The 44-year-old Navajo Generating Station is scheduled to shut down in December 2019, unless the Navajo Nation can do something about it. (Photo courtesy Amber Brown/SRP)
Navajo Nation officials met with representatives from the Trump administration and the Energy and Interior departments this week to discuss options to save the Navajo Generating Station (NGS) ahead of its slated closure in 2019.
Last year, the plant’s operator, the Salt River Project (SRP), announced plans to shut down the 2,250-megawatt plant near Page, Arizona, at the end of 2019. The closure of the West’s largest coal-fired power plant and its feed mine, Kayenta Mine, threaten the Navajo and Hopi economies. Interior Secretary Ryan Zinke and other officials have previously advocated for keeping the coal-fired plant, co-owned by the federal government, open.
After two investment firms pulled out of purchase deals, the Navajo Transitional Energy Company (NTEC) began considering ownership of the plant and the continued operation of Kayenta Mine. Wholly owned by the Navajo Nation, the for-profit NTEC owns the Navajo Mine and holds a seven-percent ownership interest in the Four Corners Power Plant in northwest New Mexico.
“NTEC is currently working to evaluate all possible avenues to ensure the continued operations of Navajo Generating Station and Kayenta Mine past 2019,” NTEC CEO Clark Moseley previously said in a statement.

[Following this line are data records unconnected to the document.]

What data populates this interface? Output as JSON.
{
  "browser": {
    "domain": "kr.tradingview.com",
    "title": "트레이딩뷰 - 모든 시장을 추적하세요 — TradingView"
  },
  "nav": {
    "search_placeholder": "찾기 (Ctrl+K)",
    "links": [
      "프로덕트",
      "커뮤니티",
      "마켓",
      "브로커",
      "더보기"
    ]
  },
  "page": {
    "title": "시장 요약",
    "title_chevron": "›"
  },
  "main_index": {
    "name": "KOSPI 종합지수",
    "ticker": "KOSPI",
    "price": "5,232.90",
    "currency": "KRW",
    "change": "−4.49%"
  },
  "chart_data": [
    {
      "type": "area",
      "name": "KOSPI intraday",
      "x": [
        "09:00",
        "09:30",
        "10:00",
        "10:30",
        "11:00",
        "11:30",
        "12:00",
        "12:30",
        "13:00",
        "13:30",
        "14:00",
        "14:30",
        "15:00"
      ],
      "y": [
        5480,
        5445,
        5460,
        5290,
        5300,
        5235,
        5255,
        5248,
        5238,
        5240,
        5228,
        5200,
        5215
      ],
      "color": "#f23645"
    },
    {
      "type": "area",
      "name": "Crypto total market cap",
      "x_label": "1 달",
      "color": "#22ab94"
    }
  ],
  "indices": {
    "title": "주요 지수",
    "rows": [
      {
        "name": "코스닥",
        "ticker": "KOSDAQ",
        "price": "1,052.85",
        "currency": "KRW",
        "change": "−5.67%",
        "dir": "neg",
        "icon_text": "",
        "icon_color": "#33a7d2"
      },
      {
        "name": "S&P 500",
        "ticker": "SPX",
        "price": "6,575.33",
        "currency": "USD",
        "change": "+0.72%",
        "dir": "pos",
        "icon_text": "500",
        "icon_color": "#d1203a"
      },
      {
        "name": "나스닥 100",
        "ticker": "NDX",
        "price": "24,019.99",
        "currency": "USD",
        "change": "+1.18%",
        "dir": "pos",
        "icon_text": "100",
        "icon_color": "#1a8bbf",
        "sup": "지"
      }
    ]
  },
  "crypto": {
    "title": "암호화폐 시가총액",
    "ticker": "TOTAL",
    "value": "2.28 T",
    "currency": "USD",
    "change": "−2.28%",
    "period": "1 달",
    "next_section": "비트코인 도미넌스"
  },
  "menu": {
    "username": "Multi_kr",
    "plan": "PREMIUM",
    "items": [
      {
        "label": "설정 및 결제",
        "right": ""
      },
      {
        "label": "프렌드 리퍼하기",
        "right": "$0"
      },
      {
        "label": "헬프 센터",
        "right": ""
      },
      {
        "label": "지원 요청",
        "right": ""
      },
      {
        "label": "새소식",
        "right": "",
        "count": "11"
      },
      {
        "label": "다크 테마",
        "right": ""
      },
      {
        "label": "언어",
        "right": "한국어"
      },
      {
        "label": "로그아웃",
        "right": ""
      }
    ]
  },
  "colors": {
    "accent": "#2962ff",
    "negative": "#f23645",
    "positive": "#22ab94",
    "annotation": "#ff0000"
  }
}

“This is a very complex matter with numerous moving pieces and we are examining all potential strategies to meet the goals of the Navajo Nation. I’m very confident that we have a diligent path forward,” Moseley also said, reported NativeNewsOnline.net.

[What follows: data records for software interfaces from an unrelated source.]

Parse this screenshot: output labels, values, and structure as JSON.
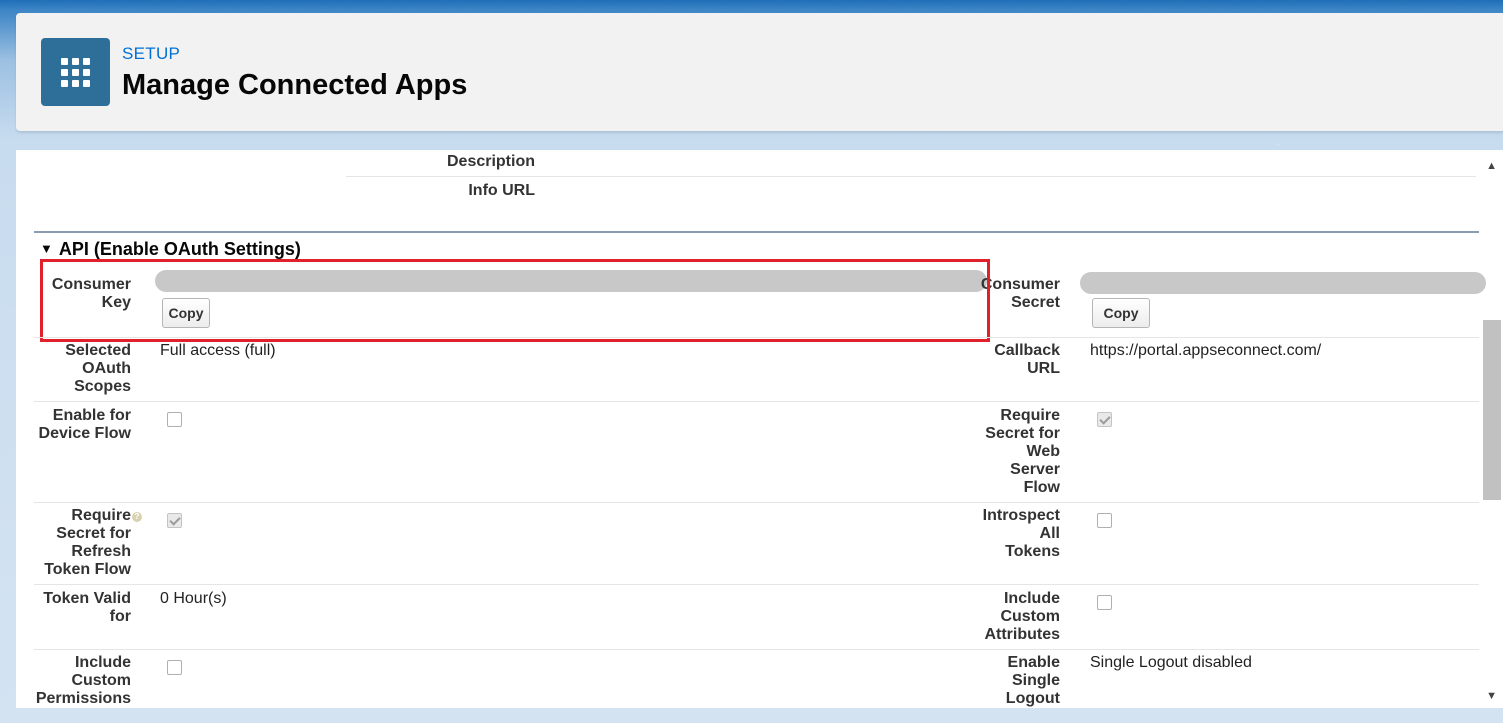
{
  "header": {
    "breadcrumb": "SETUP",
    "title": "Manage Connected Apps"
  },
  "basic": {
    "description_label": "Description",
    "info_url_label": "Info URL"
  },
  "section": {
    "title": "API (Enable OAuth Settings)"
  },
  "fields": {
    "consumer_key": {
      "label": "Consumer\nKey",
      "copy_label": "Copy"
    },
    "consumer_secret": {
      "label": "Consumer\nSecret",
      "copy_label": "Copy"
    },
    "oauth_scopes": {
      "label": "Selected\nOAuth\nScopes",
      "value": "Full access (full)"
    },
    "callback_url": {
      "label": "Callback\nURL",
      "value": "https://portal.appseconnect.com/"
    },
    "device_flow": {
      "label": "Enable for\nDevice Flow",
      "checked": false
    },
    "secret_web_server": {
      "label": "Require\nSecret for\nWeb\nServer\nFlow",
      "checked": true
    },
    "secret_refresh": {
      "label": "Require\nSecret for\nRefresh\nToken Flow",
      "checked": true
    },
    "introspect_tokens": {
      "label": "Introspect\nAll\nTokens",
      "checked": false
    },
    "token_valid": {
      "label": "Token Valid\nfor",
      "value": "0 Hour(s)"
    },
    "custom_attributes": {
      "label": "Include\nCustom\nAttributes",
      "checked": false
    },
    "custom_permissions": {
      "label": "Include\nCustom\nPermissions",
      "checked": false
    },
    "single_logout": {
      "label": "Enable\nSingle\nLogout",
      "value": "Single Logout disabled"
    }
  },
  "icons": {
    "app": "app-grid-icon",
    "toggle": "triangle-down-icon",
    "help": "help-icon"
  },
  "colors": {
    "accent": "#0070d2",
    "icon_bg": "#2d6f99",
    "highlight": "#e0202a"
  }
}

NGS was sanctioned by the U.S. Congress in the late 1960s to provide a stable, long-term power source for the Central Arizona Project (CAP) and to bring jobs and revenues to tribal communities in northern Arizona. (CAP is not legally obligated to purchase electricity from the plant under new ownership, the Congressional Research Service recently found.)
After SRP announced plans to retire the plant 20 years ahead of schedule, roughly a third of the plant’s 500 employees have accepted new jobs with SRP in metro Phoenix. In remote Northern Arizona near the Utah border, few if any immediate job alternatives exist for tribal members. NGS jobs also pay better than any other job option on the Navajo Nation. Many workers will be forced to uproot in search of other employment.
During his last State of the Nation address in October, Navajo Nation President Russell Begaye asked, if NGS shutters in 2019, “how do we prepare for this diminishing of revenue to the Navajo Nation?”
The answer, he said, is the Naat’áanii Development Corp.
Tribal leaders established the holding company in July 2017 to attract manufacturing corporations and promote job creation. Naat’áanii Development Corp. is currently communicating with businesses interested in setting up operations on the Navajo Nation.
According to Begaye’s written report, through Naat’áanii, the tribe intends to eliminate dual taxation for its subsidiaries. The move is drawing the attention of corporations such as Boeing, Airbus, Waste Management and Altree, reported the Farmington Daily Times.
Partnerships with these comes could “easily” replace lost revenue, said Begaye, who will transition out of office in January, when Vice President Jonathan Nez will take over as president.